Dorinda Clark-Cole has a new show on The Word Network. (The Word Network)
Gospel family reunion
Grammy Award-winning gospel singer Dorinda Clark-Cole was in Detroit on Monday for the debut of her new show on The Word Network. For the kickoff of “The Gospel According to Dorinda,” Cole brought in her famous gospel singing family, The Clark Sisters, along with The Sheards, led by Bishop
J. Drew Sheard (of Greater Emanuel) and his wife, Karen Clark Sheard — a rare gathering of both clans. To add to the buzz, a crew from BET was bumping around the Word Network studios in Southfield, capturing footage for the second season of “The Sheards” reality series.
'Sugarman' headed to the Big Easy
Detroit’s own Rodriguez, the mysterious subject of the Oscar-winning documentary “Searching for Sugarman,” pops up on the star-studded roster for the New Orleans Jazz & Heritage Festival, announced Wednesday (along with Bruce Springsteen & the E Street Band, Eric Clapton, Christina

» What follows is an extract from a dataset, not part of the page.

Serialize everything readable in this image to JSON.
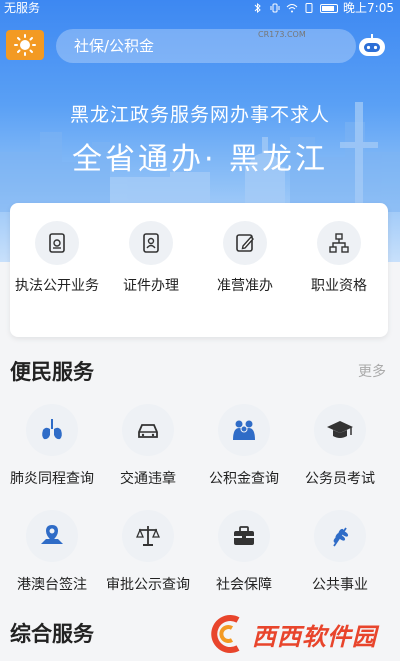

Aguilera, Santana, etc.). Rodriguez will perform at the New Orleans festival on May 4.
Goodbye to an art legend
Grimshaw’sfuneral will take place at 11 a.m. Sunday at MOCAD (the Museum of Contemporary Art Detroit), and it will feature a New Orleans-style second line following the service, snaking down Woodward to the Scarab Club, which will host a reception amidst an array of Grimshaw’s vividly imagined artwork. The rock poster artist, a much-loved part of the Detroit art and music scene, died Monday at 67. A March 22 benefit at the Macomb Theater to help offset some of Grimshaw’s medical expenses will feature Scott Morgan, Dick Wagner, and an auction of memorabilia, including items donated by Jack White.
Auto party madness

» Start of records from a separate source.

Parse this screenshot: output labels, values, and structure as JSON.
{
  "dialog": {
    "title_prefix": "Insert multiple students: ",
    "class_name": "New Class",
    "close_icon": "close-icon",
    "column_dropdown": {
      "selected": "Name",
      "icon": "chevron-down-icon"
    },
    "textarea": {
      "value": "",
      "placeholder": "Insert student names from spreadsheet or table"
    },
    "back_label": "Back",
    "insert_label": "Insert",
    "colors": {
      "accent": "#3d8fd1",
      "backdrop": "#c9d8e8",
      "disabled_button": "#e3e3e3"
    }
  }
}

A blizzard of auto show parties have engulfed the Motor City: At Saturday’s “The Gallery” at MGM Grand, some 400 guests paid $500 each to ogle cars valued at more than $7 million, following a decadent dinner party in Club Ignite. GM’s Jocelyn Allen hosted the media mixer “Design by Detroit” on Monday at Shinola, where the watch/bicycle maker prez Jacques Panis showed off a new conservative haircut, and DJ Invisible quickly turned the reception into a dance party. Cars.com hosted a bash at the Fillmore featuring nonstop food, MTV-style auto awards and performances by Fitz and the Tantrums and Weezer.
A documentary, “Madman or Martyr” about radical abolitionist John Brown, directed by Detroit Country Day senior Luke Jaden, 17, will premiere at the Charles H. Wright Museum of African American History on Jan. 31. Ed Kelly narrates, and Tim Holmes (“Oz, the Great and Powerful”) and Philip Edward Van Lear (“Prison Break”) star. Luke became intrigued with Brown while creating a project for Black History Month.